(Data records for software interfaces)
■ ■ ■
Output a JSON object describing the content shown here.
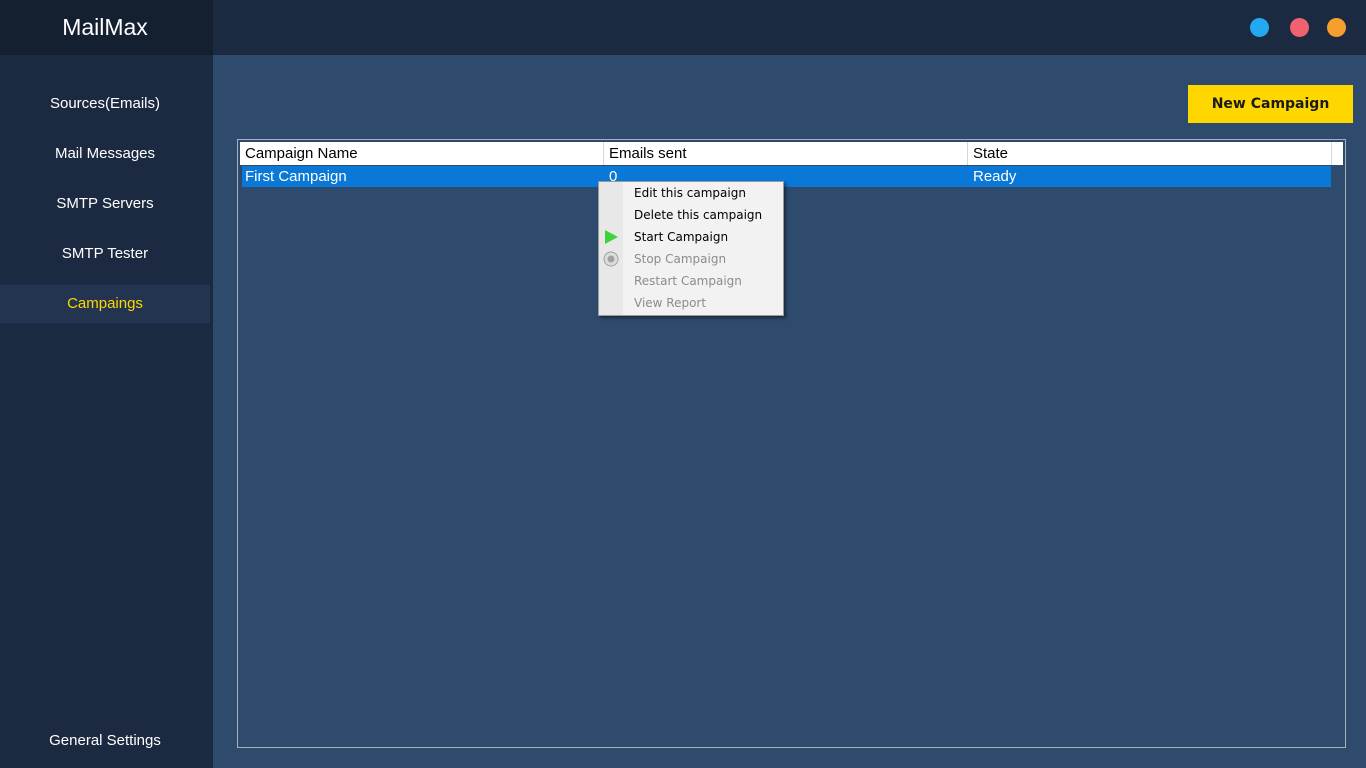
{
  "app": {
    "title": "MailMax"
  },
  "sidebar": {
    "items": [
      {
        "label": "Sources(Emails)"
      },
      {
        "label": "Mail Messages"
      },
      {
        "label": "SMTP Servers"
      },
      {
        "label": "SMTP Tester"
      },
      {
        "label": "Campaings",
        "active": true
      }
    ],
    "footer_label": "General Settings"
  },
  "window_controls": [
    {
      "name": "blue-dot",
      "color": "#22aaf0"
    },
    {
      "name": "red-dot",
      "color": "#f0626f"
    },
    {
      "name": "orange-dot",
      "color": "#f5a02c"
    }
  ],
  "main": {
    "new_campaign_label": "New Campaign",
    "table": {
      "columns": [
        "Campaign Name",
        "Emails sent",
        "State"
      ],
      "rows": [
        {
          "name": "First Campaign",
          "emails_sent": "0",
          "state": "Ready",
          "selected": true
        }
      ]
    }
  },
  "context_menu": {
    "items": [
      {
        "label": "Edit this campaign",
        "enabled": true
      },
      {
        "label": "Delete this campaign",
        "enabled": true
      },
      {
        "label": "Start Campaign",
        "enabled": true,
        "icon": "play-icon"
      },
      {
        "label": "Stop Campaign",
        "enabled": false,
        "icon": "stop-icon"
      },
      {
        "label": "Restart Campaign",
        "enabled": false
      },
      {
        "label": "View Report",
        "enabled": false
      }
    ]
  },
  "colors": {
    "accent": "#ffd700",
    "selection": "#0a78d7",
    "sidebar_bg": "#1b2a41",
    "content_bg": "#2e4a6c"
  }
}
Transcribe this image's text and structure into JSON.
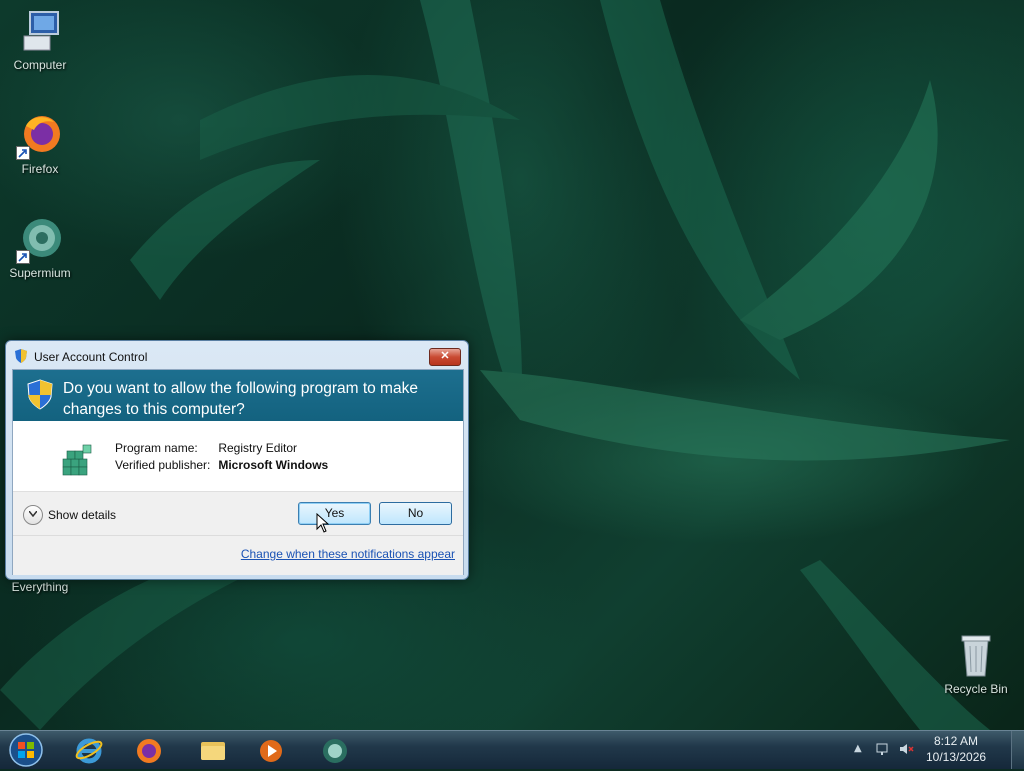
{
  "desktop": {
    "icons": [
      {
        "label": "Computer"
      },
      {
        "label": "Firefox"
      },
      {
        "label": "Supermium"
      },
      {
        "label": "Everything"
      },
      {
        "label": "Recycle Bin"
      }
    ]
  },
  "uac": {
    "title": "User Account Control",
    "close_symbol": "✕",
    "question": "Do you want to allow the following program to make changes to this computer?",
    "program_label": "Program name:",
    "program_value": "Registry Editor",
    "publisher_label": "Verified publisher:",
    "publisher_value": "Microsoft Windows",
    "show_details": "Show details",
    "yes": "Yes",
    "no": "No",
    "change_link": "Change when these notifications appear"
  },
  "taskbar": {
    "items": [
      "start-orb",
      "internet-explorer-icon",
      "firefox-icon",
      "file-explorer-icon",
      "media-player-icon",
      "supermium-icon"
    ],
    "tray_arrow": "▲",
    "clock_time": "8:12 AM",
    "clock_date": "10/13/2026"
  },
  "colors": {
    "uac_banner": "#1d6f8f",
    "button_focus": "#3c7fb1",
    "link": "#1a52b4"
  }
}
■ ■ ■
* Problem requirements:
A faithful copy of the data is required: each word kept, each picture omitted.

* Exercise solution:
Output a JSON object describing the content shown here.
{
  "app": {
    "title": "MailMax"
  },
  "sidebar": {
    "items": [
      {
        "label": "Sources(Emails)"
      },
      {
        "label": "Mail Messages"
      },
      {
        "label": "SMTP Servers"
      },
      {
        "label": "SMTP Tester"
      },
      {
        "label": "Campaings",
        "active": true
      }
    ],
    "footer_label": "General Settings"
  },
  "window_controls": [
    {
      "name": "blue-dot",
      "color": "#22aaf0"
    },
    {
      "name": "red-dot",
      "color": "#f0626f"
    },
    {
      "name": "orange-dot",
      "color": "#f5a02c"
    }
  ],
  "main": {
    "new_campaign_label": "New Campaign",
    "table": {
      "columns": [
        "Campaign Name",
        "Emails sent",
        "State"
      ],
      "rows": [
        {
          "name": "First Campaign",
          "emails_sent": "0",
          "state": "Ready",
          "selected": true
        }
      ]
    }
  },
  "context_menu": {
    "items": [
      {
        "label": "Edit this campaign",
        "enabled": true
      },
      {
        "label": "Delete this campaign",
        "enabled": true
      },
      {
        "label": "Start Campaign",
        "enabled": true,
        "icon": "play-icon"
      },
      {
        "label": "Stop Campaign",
        "enabled": false,
        "icon": "stop-icon"
      },
      {
        "label": "Restart Campaign",
        "enabled": false
      },
      {
        "label": "View Report",
        "enabled": false
      }
    ]
  },
  "colors": {
    "accent": "#ffd700",
    "selection": "#0a78d7",
    "sidebar_bg": "#1b2a41",
    "content_bg": "#2e4a6c"
  }
}
Transcribe this image's text and structure into JSON.
{
  "desktop": {
    "icons": [
      {
        "label": "Computer"
      },
      {
        "label": "Firefox"
      },
      {
        "label": "Supermium"
      },
      {
        "label": "Everything"
      },
      {
        "label": "Recycle Bin"
      }
    ]
  },
  "uac": {
    "title": "User Account Control",
    "close_symbol": "✕",
    "question": "Do you want to allow the following program to make changes to this computer?",
    "program_label": "Program name:",
    "program_value": "Registry Editor",
    "publisher_label": "Verified publisher:",
    "publisher_value": "Microsoft Windows",
    "show_details": "Show details",
    "yes": "Yes",
    "no": "No",
    "change_link": "Change when these notifications appear"
  },
  "taskbar": {
    "items": [
      "start-orb",
      "internet-explorer-icon",
      "firefox-icon",
      "file-explorer-icon",
      "media-player-icon",
      "supermium-icon"
    ],
    "tray_arrow": "▲",
    "clock_time": "8:12 AM",
    "clock_date": "10/13/2026"
  },
  "colors": {
    "uac_banner": "#1d6f8f",
    "button_focus": "#3c7fb1",
    "link": "#1a52b4"
  }
}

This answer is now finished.